This year, I spent my time volunteering for The Kentucky Science Center's ThunderBlast event so I could enjoy the rest of the event there after my hours were over. I was there with my sister, who used to work for the Science Center, and she babysat me and made sure everyone knew that I wasn't being lazy when I went to sit down somewhere to breathe, I was just Very Ill. Ill enough that I honestly shouldn't have been there, and certainly shouldn't have been working, but I love Thunder and I especially love not paying for a great view, so there we were.
As I write this, two days later, I have menthol burns on my tongue from cough drops and I'm still coughing up mucus that's really gross but also kinda cool in a twelve year old boy sort of way. Did I mention that besides this I require an inhaler when the pollen count gets high around here? Also that I didn't bring said inhaler along to this event?
We worked Noodle Ages, where I found my place as Ye Olde Blacksmith, repairing the cardboard and duct tape shields as fast as I could. This was an incredibly popular station, as could be easily predicted because who doesn't want to beat the crap out of their friends with noodle swords and cardboard shields?
After we were released from service by our kind Lords, we did a lot of resting.
Cause I was sick. Like, seriously.
We also stopped by 21c to see what was in the gallery right now. (For you non-Louisvillians, this is possible because Louisville has this clever thing called Museum Row. While at the Science Center, two art museums, a history museum and a museum about making baseball bats (cooler than it sounds) are all within walking distance.)
I was also fascinated by Dawn Chorus by Marcus Coates, and many other things that I didn't get pictures of. You should definitely check it out if you're in Louisville, touring the galleries is free.
So of course the culmination of the night is fireworks. I didn't take pictures with my piddly iphone because I know better, but some other people nearby were not so wise.
After the fireworks, it's time for clean up. My sister had volunteered to help, but I was far too gone at this point to do anything besides sit and cough. So while she worked, I spent some time with Neil.
Somewhere around this time I ran my hand through my hair and pulled out a piece of presumed fuzz.
Who knows how long that caterpillar had been hitching a ride on my head.

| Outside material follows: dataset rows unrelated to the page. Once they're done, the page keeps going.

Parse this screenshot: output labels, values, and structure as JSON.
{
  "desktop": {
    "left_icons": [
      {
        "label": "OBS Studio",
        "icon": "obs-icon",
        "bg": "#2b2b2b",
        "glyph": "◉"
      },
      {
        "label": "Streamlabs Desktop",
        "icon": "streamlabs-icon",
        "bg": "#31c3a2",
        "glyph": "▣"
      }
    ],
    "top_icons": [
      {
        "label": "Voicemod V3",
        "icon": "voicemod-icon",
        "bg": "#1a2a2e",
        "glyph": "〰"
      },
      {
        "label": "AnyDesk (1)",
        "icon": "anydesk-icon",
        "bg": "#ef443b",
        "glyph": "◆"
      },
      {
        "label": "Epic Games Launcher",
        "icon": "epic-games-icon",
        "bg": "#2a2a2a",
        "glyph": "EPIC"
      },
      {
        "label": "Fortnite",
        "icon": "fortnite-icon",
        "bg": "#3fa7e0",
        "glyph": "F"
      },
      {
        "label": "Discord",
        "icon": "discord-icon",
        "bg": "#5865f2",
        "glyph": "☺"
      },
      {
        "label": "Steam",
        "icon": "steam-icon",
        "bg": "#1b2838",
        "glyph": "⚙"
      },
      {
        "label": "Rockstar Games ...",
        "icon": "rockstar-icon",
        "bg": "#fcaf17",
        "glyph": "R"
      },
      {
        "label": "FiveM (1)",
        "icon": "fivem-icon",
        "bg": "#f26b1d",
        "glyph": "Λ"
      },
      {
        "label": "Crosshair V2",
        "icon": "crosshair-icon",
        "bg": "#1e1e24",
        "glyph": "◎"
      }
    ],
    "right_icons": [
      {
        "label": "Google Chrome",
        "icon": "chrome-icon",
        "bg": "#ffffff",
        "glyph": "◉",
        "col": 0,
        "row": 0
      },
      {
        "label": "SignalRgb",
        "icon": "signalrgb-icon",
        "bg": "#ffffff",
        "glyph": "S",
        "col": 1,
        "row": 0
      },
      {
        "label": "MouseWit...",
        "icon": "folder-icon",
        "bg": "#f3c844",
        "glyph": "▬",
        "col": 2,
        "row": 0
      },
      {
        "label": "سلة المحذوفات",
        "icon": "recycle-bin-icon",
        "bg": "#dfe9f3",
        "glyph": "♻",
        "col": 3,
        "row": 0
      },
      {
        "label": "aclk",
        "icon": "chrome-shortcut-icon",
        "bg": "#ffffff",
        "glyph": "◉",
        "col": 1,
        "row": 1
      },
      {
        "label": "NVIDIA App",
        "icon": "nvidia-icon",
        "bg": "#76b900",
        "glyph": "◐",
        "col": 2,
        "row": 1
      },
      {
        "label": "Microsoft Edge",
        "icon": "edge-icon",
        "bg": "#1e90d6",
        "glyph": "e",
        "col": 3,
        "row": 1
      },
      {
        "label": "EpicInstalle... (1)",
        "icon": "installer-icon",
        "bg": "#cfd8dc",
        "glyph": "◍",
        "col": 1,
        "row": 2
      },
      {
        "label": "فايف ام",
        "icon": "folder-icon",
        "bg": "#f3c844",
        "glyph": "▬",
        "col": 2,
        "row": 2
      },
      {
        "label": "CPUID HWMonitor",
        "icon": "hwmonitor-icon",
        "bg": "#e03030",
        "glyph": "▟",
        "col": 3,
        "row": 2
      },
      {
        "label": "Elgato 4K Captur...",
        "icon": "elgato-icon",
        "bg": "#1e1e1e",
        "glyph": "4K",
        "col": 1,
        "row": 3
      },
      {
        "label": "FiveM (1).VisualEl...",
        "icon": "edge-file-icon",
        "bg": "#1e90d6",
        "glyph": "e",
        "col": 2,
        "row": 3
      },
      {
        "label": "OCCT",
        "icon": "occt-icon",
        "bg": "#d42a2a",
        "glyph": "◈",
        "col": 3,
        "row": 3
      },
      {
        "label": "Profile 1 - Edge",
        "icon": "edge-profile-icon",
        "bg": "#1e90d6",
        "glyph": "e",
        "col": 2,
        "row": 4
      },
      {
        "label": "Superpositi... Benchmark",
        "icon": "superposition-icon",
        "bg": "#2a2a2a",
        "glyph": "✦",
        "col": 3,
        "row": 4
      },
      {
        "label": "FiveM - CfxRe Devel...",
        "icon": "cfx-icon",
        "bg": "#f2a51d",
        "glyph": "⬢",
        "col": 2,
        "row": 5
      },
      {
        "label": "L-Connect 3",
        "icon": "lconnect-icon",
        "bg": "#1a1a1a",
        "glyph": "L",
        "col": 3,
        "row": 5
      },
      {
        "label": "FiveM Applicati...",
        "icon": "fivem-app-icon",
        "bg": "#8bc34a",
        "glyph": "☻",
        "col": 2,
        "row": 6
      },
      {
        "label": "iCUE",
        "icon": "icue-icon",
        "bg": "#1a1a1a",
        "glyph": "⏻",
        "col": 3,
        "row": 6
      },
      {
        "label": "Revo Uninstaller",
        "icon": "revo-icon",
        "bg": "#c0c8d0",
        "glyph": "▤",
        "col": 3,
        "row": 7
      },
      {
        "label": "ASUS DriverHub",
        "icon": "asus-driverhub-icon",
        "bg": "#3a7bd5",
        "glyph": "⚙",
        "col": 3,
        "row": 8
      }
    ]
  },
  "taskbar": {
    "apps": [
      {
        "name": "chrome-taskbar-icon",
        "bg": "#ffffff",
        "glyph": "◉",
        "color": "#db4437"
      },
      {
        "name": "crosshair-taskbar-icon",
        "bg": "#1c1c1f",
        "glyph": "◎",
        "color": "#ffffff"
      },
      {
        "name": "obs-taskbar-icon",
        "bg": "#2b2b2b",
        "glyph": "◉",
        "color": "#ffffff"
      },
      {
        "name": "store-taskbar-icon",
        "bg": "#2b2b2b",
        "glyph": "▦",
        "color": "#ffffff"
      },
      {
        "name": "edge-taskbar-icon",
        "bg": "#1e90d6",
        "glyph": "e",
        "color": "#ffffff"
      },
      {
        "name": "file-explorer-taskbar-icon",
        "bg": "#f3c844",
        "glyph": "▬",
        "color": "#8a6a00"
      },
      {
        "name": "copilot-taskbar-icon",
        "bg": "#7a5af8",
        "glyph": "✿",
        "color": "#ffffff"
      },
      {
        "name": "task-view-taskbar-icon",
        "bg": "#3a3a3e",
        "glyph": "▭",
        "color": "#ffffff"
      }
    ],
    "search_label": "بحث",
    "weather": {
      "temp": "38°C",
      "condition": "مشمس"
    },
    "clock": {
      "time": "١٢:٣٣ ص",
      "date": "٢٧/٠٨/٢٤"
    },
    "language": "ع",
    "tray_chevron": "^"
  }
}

I certainly wasn't sitting under a tree at the time that I found it. Little sucker was lucky I didn't accidentally squish it.
After that I went home and slept for a really long time.
And coughed. A lot.
Happy Derby Festival, everyone!